COOPER: Tonight, we remember more lives loss from the coronavirus. Stephen Cooper was in New Yorker who grew up in Queens on the morning of September 11, 2001. He was making delivery in lower Manhattan when the towers were hit. Police officer told everyone on the street to run. Stephen was captured in this famous photograph. He's on the left in the black shirt running away as the towers collapsed.

He was covered from head to toe and stood and ash after he ran but he survived and he never even realized he was in that photo until weeks later. His partner said for a long time he kept that photo in his wallet. He was admitted to hospital in March. He died five days later. It was only after his death that he tested positive for the virus. Steven Cooper was 78 years old and he will be missed.

Dr. Stephan Kamholz was the chairman of medicine and Maimonides Medical Center in Brooklyn. When the pandemic hit, the patient started flooding in doctors and nurses at his hospital were also getting infected. But Dr. Kamholz, he never even considered not going to work.

That's the kind of person he was. Because of his age, he was in a high risk group but his family says he would never ask a staff to assume the risk of catching the virus without assuming the risk himself.

In April, he tested positive and then became a patient in his own hospital. But he kept on working, teaching doctors and nurses from his hospital bed on how best to treat virus patients. He died eight weeks after contracting the virus. Dr. Steven camp Holtz was 72 years old.

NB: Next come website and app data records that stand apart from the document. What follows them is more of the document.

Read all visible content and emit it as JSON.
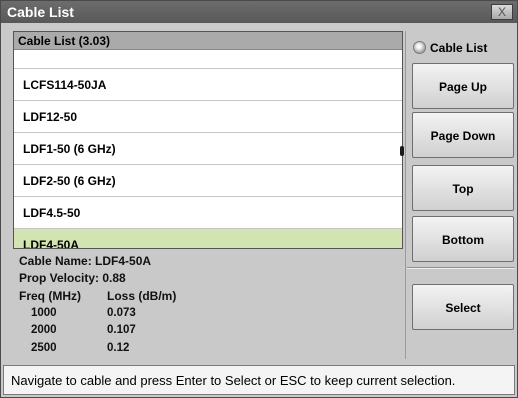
{
  "window": {
    "title": "Cable List",
    "close_label": "X"
  },
  "list": {
    "header": "Cable List (3.03)",
    "items": [
      {
        "label": "LCFS114-50JA",
        "selected": false
      },
      {
        "label": "LDF12-50",
        "selected": false
      },
      {
        "label": "LDF1-50 (6 GHz)",
        "selected": false
      },
      {
        "label": "LDF2-50 (6 GHz)",
        "selected": false
      },
      {
        "label": "LDF4.5-50",
        "selected": false
      },
      {
        "label": "LDF4-50A",
        "selected": true
      }
    ]
  },
  "info": {
    "cable_name": "Cable Name: LDF4-50A",
    "prop_velocity": "Prop Velocity: 0.88",
    "freq_header": "Freq (MHz)",
    "loss_header": "Loss (dB/m)",
    "rows": [
      {
        "freq": "1000",
        "loss": "0.073"
      },
      {
        "freq": "2000",
        "loss": "0.107"
      },
      {
        "freq": "2500",
        "loss": "0.12"
      }
    ]
  },
  "sidebar": {
    "radio_label": "Cable List",
    "page_up": "Page Up",
    "page_down": "Page Down",
    "top": "Top",
    "bottom": "Bottom",
    "select": "Select"
  },
  "status": "Navigate to cable and press Enter to Select or ESC to keep current selection.",
  "colors": {
    "selected_row": "#d2e4b2",
    "titlebar": "#606060"
  }
}
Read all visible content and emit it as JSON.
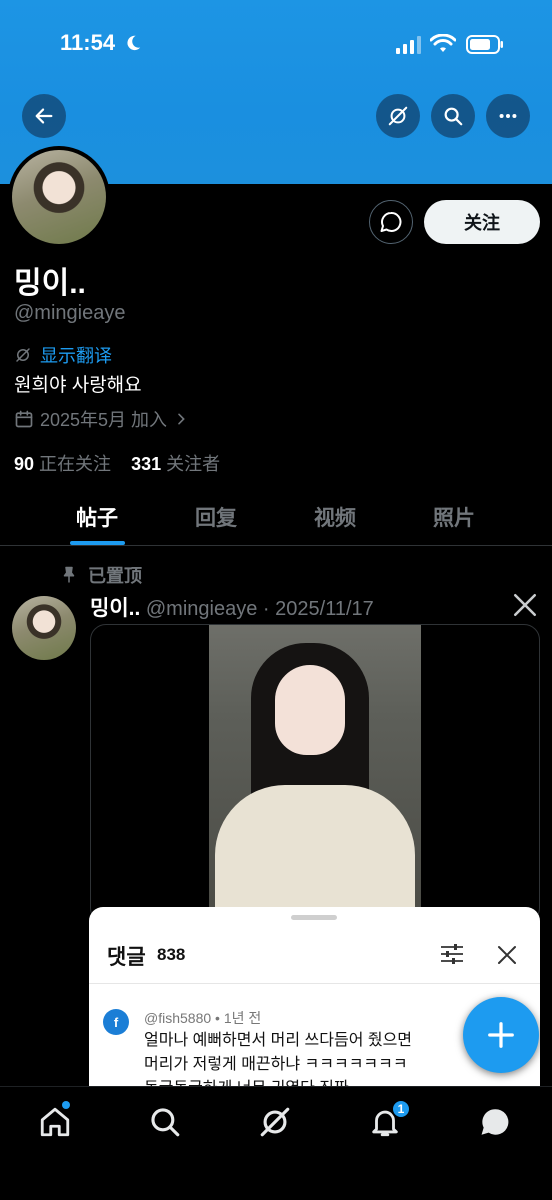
{
  "status_bar": {
    "time": "11:54"
  },
  "profile": {
    "name": "밍이..",
    "handle": "@mingieaye",
    "translate_label": "显示翻译",
    "bio": "원희야 사랑해요",
    "joined": "2025年5月 加入",
    "following_count": "90",
    "following_label": "正在关注",
    "followers_count": "331",
    "followers_label": "关注者",
    "follow_button": "关注"
  },
  "tabs": [
    {
      "label": "帖子",
      "active": true
    },
    {
      "label": "回复",
      "active": false
    },
    {
      "label": "视频",
      "active": false
    },
    {
      "label": "照片",
      "active": false
    }
  ],
  "post": {
    "pinned_label": "已置顶",
    "author_name": "밍이..",
    "author_handle": "@mingieaye",
    "separator": "·",
    "date": "2025/11/17"
  },
  "comments_sheet": {
    "title": "댓글",
    "count": "838",
    "comment": {
      "avatar_letter": "f",
      "user": "@fish5880",
      "time": "• 1년 전",
      "text_lines": [
        "얼마나 예뻐하면서 머리 쓰다듬어 줬으면",
        "머리가 저렇게 매끈하냐 ㅋㅋㅋㅋㅋㅋㅋ",
        "동글동글하게 너무 귀엽다 진짜"
      ]
    }
  },
  "bottom_nav": {
    "notifications_badge": "1"
  },
  "colors": {
    "accent": "#1d9bf0",
    "header_blue": "#1a8fe0",
    "background": "#000000",
    "secondary_text": "#71767b"
  },
  "icons": [
    "back-arrow-icon",
    "grok-icon",
    "search-icon",
    "more-icon",
    "message-icon",
    "translate-icon",
    "calendar-icon",
    "pin-icon",
    "x-logo-icon",
    "filter-icon",
    "close-icon",
    "plus-icon",
    "home-icon",
    "bell-icon",
    "chat-icon"
  ]
}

Our thoughts go out to every family. It's been impacted by this virus.

[21:00:00]

The news continues now. I want to hand over Chris for "CUOMO PRIME TIME". Chris.